Assume an 8 × 8 chessboard with the usual coloring. “Recoloring” operation changes the color of all squares of a row or a column. You can recolor re-peatedly. The goal is to attain just one black square. Show that you cannot achieve the goal. (Hint: If a row or column has b black squares, it changes by (|8 – b) – b|).
We start with a normal coloured chess board with number of black squares B = 32 and number of white squares W = 32.
So W – B = 0 which is divisible by 4 and W + B = 64 W – B = 0 mod 4.
Whenever we change the colours of a row or column, we change the colour of 8 squares. Let this row (or column) have W white squares + b black squares w + b = 8 squares. If this operation B increases by 2n, then W decreases by 2n so that W + B = 64 but B – W will change by 4n and if will remain divisible by 4.
W – B = 0 mod 4.
After every operation ‘B – W mod 4” can have no other values.
But the required state has 63 white squares and 1 black square, so it requires.
W – B = 63 – 1 = 62 = 2 mod 4. which is impossible.

Question 21.
Power can also be defined recursively as Construct a recursive algorithm using this definition. How many multiplications are needed to calculate a 10?
power (a, n)
— inputs : n is an integer; n > 0
–outputs: an
if n = 0–base case
1
else if n is odd then
a × power (a, n – 1)
else
power (a, n/2) × power (a, n/2) Question 22.
A single-square-covered board is a board of 2n × 2n squares in which one square is covered with a single square tile. Show that it is possible to cover this board with triominoes without overlap.
The size of the problem is n (board of size 2n × 2n). We can solve the problem by recursion.
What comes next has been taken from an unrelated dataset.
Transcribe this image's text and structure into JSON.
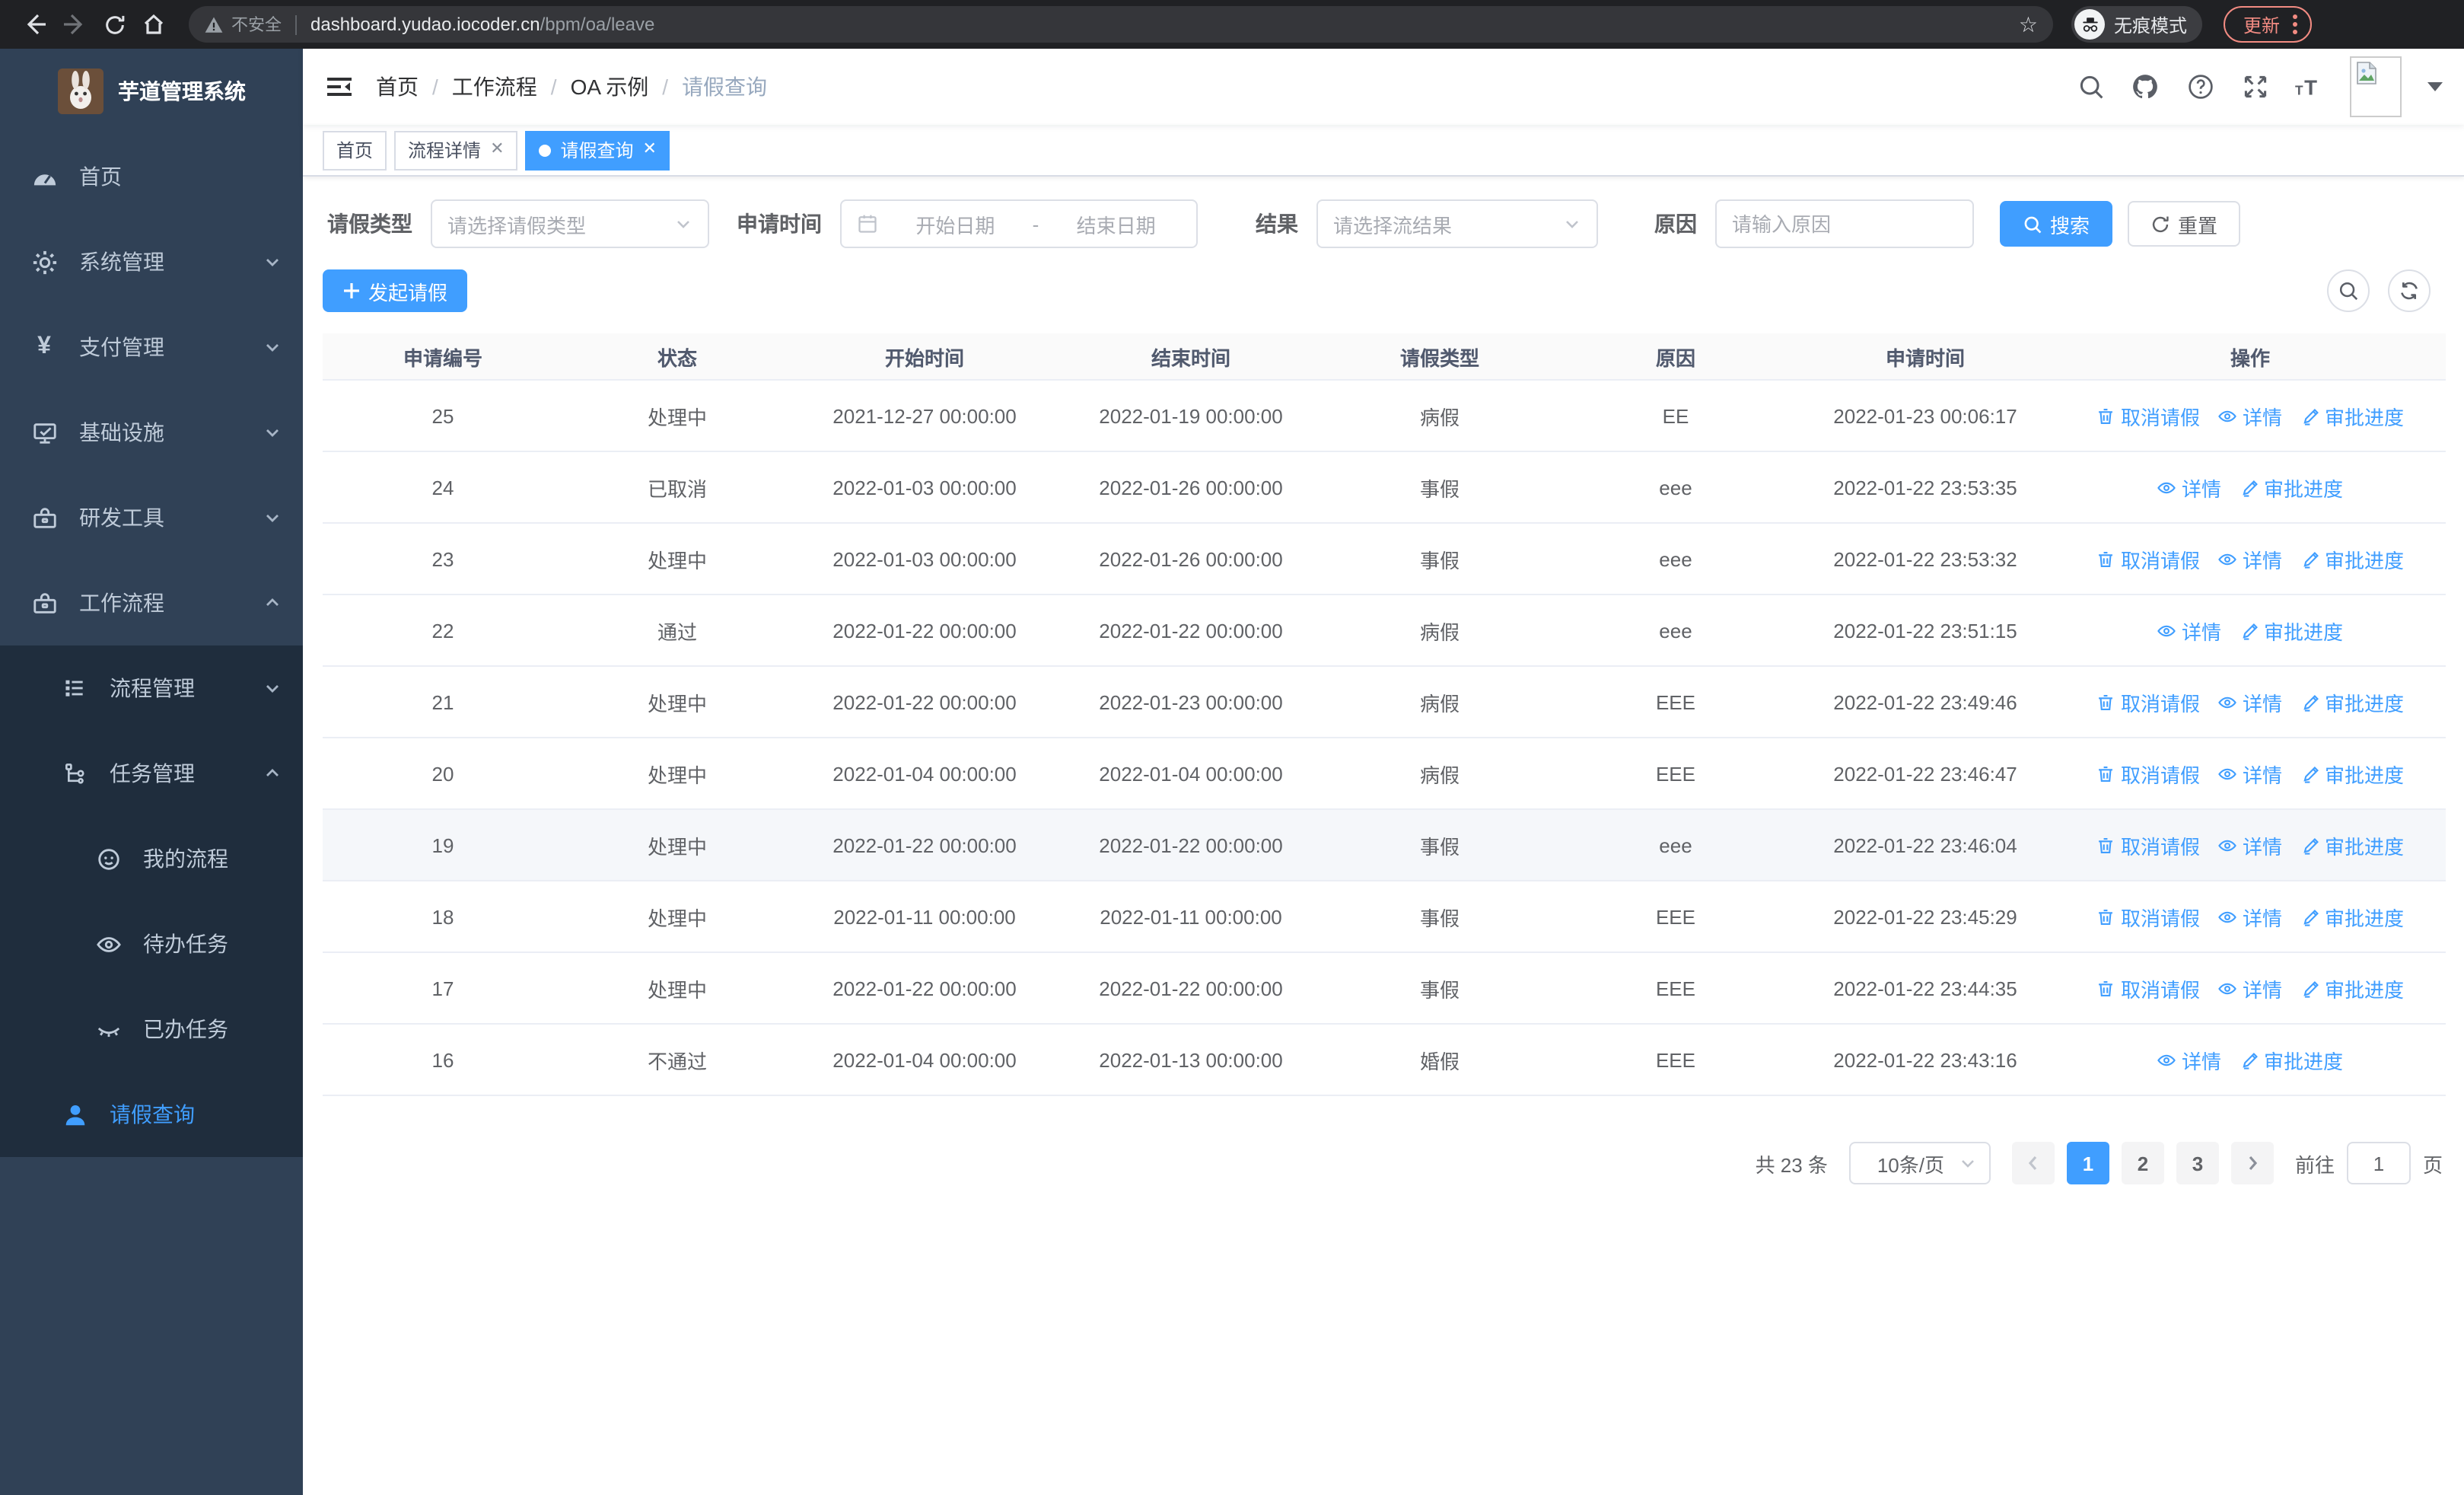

The base case is n = 1. It is a 2 × 2 single-covered board. We can cover it with one triominoe and solve the problem. In the recursion step, divide the single-covered board of size 2n × 2n into 4 sub-boards, each of size 2n – 1 × 2n – 1, by drawing horizontal and vertical lines through the centre of the board. Place atriominoe at the centre of the entire board so as to not cover the single- covered sub-board, as shown in the left-most board of figure. Now, we have four single-covered boards, each of size 2n – 1 × 2n – 1.   Question 1.
In _________ the loop body is repeatedly executed as long as the loop condition is true.
(a) iteration
(b) recursion
(c) function
(d) statement
(a) iteration

Question 2.
________ is a method call to the same method.
(a) Algorithm
(b) Recursion
(c) Function
(d) Loop
(b) Recursion

Question 3.
Who coined the phrase “structured programming”?
(a) Charles Babbage
(b) Douglas Engelbart
(c) George Boole
(d) Dijkstra
(d) Dijkstra Question 4.
Suppose u, v = 20, 15 before the assignment what are the values of u and v after the assignment statement, u, v := u + 5, v – 5
(a) u, v = 10, 25
(b) u, v = 20, 10
(c) u, v = 25, 10
(d) u, v = 25, 5
(c) u, v = 25, 10

Question 5.
The loop invariant is true in ______ crucial points in a loop.
(a) two
(b) three
(c) four
(d) five
(c) four

Question 6.
There must be atleast _____ base case.
(a) one
(b) two
(c) three
(d) four
(a) one Question 7.
Who was one of the most influential pioneers of computing science?
(a) E.W. Dijkstra
(b) Douglas Engelbart
(c) George Boole
(d) G Polya
(a) E.W. Dijkstra

Question 8.
A loop invariant need not be true:
(a) at the start of the loop.
(b) at the start of each iteration
(c) at the end of each iteration
(d) at the start of the algorithm
(d) at the start of the algorithm

Question 9.
We wish to cover a chessboard with dominoes, the number of black squares and the number of white squares covered by dominoes, respectively, placing a domino can be modeled by:
(a) b := b + 2
(b) w := w + 2
(c) b, w := bl+, wl+
(d) b:= w
(c) b, w := bl+, wl+ Question 10.
If m × a + n × b is an invariant for the assignment a, b : = a + 8, b + 7, the values of m and n are:
(a) m = 8, n = 7
(b) m = 7, n = – 8
(c) m = 7, n = 8
(d) m = 8, n = -7
(b) m = 7, n = – 8

Question 11.
Which of the following is not an invariant of the assignment?
m, n := m+2, n+3
(a) m mod 2
(b) n mod 3
(c) 3 × m – 2 × n
(d) 2 × m – 3 × n
(c) 3 × m – 2 × n

Question 12.
If Fibonacci number is defined recursively as: to evaluate F(4), how many times F( ) is applied?
(a) 3
(b) 4
(c) 8
(d) 9
(b) 4 Question 13.
Using this recursive definition how many multiplications are needed to calculate a10?
(a) 11
(b) 10
(c) 9
(d) 8